Since it was issued, Scott has been cited for this principle nearly 2,500 times. The result is that dash-cam, body-cam, surveillance, and bystander video footage, which are becoming increasingly more prevalent, may provide defendants with a pathway to summary judgment that would not have been available otherwise. Notably, video is not always a “silver bullet” to obtaining summary judgment. Key events may take place out of the frame of the camera, audio tracks might not capture key statements or comments, or a court could simply decide that summary judgment is inappropriate based on the facts as depicted in the video. Dashcam video may also fail to fairly show what the defendant officer would have seen from his position. Even body-cam video may not fairly depict the officer’s perspective if the video is slowed, paused, and/or viewed numerous times. Officers, after all, get one chance to watch events unfold at full speed. Video footage can, however, eliminate disputes about what happened, allowing the court to focus on the legal analysis, rather than parse through each party’s version of the event.

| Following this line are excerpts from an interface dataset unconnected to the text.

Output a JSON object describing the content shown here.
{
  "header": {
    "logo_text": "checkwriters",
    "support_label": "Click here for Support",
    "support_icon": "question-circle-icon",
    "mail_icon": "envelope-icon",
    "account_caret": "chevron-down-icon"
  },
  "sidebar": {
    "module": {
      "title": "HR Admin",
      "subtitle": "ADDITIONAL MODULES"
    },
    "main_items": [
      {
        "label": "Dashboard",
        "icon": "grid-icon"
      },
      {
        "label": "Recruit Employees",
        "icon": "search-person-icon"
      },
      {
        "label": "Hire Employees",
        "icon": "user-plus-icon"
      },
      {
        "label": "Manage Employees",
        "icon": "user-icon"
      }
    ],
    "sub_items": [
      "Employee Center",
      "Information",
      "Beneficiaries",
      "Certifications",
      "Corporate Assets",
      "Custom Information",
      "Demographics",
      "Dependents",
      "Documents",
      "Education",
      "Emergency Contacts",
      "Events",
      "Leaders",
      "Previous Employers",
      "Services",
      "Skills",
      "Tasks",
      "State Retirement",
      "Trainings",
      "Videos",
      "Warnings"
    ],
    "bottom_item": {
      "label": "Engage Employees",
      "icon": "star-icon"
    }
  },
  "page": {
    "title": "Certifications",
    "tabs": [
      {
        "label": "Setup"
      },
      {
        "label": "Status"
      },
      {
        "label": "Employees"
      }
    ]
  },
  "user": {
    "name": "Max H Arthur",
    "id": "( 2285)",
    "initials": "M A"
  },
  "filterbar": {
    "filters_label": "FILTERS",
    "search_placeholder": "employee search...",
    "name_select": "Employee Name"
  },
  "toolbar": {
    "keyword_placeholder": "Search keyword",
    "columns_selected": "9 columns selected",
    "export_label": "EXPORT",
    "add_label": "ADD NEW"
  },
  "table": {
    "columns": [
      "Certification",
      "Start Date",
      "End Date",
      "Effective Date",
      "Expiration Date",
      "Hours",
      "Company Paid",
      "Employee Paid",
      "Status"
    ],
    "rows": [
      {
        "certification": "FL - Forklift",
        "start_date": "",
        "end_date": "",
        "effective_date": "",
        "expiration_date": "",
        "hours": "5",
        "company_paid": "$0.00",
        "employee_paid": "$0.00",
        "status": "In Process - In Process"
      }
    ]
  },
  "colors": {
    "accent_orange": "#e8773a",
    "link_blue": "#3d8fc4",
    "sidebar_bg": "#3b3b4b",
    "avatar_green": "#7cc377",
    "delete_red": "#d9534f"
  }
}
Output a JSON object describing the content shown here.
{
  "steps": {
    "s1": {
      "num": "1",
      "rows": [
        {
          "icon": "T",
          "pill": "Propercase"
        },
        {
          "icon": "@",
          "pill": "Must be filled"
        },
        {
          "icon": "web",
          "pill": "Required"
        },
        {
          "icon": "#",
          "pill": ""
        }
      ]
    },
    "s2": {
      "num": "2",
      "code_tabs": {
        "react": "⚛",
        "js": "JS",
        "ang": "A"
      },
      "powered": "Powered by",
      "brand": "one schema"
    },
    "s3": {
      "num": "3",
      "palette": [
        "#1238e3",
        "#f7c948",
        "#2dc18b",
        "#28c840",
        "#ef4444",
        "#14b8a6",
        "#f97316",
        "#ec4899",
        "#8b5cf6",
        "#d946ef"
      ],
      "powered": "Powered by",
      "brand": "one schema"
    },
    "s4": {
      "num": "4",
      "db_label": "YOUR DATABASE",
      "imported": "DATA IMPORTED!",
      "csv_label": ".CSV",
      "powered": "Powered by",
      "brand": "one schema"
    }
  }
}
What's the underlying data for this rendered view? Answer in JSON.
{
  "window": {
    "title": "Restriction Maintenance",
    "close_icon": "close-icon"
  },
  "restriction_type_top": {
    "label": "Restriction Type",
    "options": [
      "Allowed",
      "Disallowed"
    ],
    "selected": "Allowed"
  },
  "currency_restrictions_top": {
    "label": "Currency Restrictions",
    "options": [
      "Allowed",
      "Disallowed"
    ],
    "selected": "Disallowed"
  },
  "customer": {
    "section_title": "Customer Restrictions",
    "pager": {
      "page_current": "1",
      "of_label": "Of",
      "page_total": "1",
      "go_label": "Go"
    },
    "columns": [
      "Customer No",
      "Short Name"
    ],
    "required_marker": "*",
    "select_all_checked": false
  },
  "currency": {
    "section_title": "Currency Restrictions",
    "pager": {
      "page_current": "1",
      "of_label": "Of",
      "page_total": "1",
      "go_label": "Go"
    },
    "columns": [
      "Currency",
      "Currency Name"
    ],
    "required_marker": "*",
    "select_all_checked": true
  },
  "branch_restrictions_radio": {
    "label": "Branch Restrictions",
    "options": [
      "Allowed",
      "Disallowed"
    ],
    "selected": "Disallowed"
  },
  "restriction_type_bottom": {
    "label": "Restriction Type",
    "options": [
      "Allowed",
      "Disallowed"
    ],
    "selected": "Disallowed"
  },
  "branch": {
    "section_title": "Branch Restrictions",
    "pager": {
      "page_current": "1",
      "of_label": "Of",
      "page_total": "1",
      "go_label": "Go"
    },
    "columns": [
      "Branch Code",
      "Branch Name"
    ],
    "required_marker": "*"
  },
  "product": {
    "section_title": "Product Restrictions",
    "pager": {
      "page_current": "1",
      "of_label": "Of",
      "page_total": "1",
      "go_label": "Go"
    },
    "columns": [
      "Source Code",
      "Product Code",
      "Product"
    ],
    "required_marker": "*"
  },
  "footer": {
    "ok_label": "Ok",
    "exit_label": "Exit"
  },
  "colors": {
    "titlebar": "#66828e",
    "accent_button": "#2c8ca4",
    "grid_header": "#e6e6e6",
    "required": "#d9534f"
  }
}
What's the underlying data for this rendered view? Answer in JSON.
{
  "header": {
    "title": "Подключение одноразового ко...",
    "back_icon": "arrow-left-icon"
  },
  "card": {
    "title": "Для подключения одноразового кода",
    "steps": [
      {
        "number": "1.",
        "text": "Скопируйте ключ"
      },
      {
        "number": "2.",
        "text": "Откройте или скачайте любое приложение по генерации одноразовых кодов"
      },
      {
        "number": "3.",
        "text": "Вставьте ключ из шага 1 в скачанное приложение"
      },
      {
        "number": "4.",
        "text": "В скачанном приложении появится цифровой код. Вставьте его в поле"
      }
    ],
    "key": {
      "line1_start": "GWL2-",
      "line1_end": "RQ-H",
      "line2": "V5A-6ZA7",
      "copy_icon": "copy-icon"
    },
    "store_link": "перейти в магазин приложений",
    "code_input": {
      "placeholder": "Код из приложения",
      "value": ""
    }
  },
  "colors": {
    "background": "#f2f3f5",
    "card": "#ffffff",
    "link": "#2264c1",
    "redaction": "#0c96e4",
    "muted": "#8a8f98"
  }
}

The importance of securing relevant video footage as soon as possible after an incident occurs cannot be understated – not only to permit early case evaluation and avoid spoliation arguments, but to maximize the odds of obtaining summary judgment if suit is filed. To this end, some states — including Georgia — have begun implementing mandatory retention periods for police video recordings, a topic we will address in a future blog.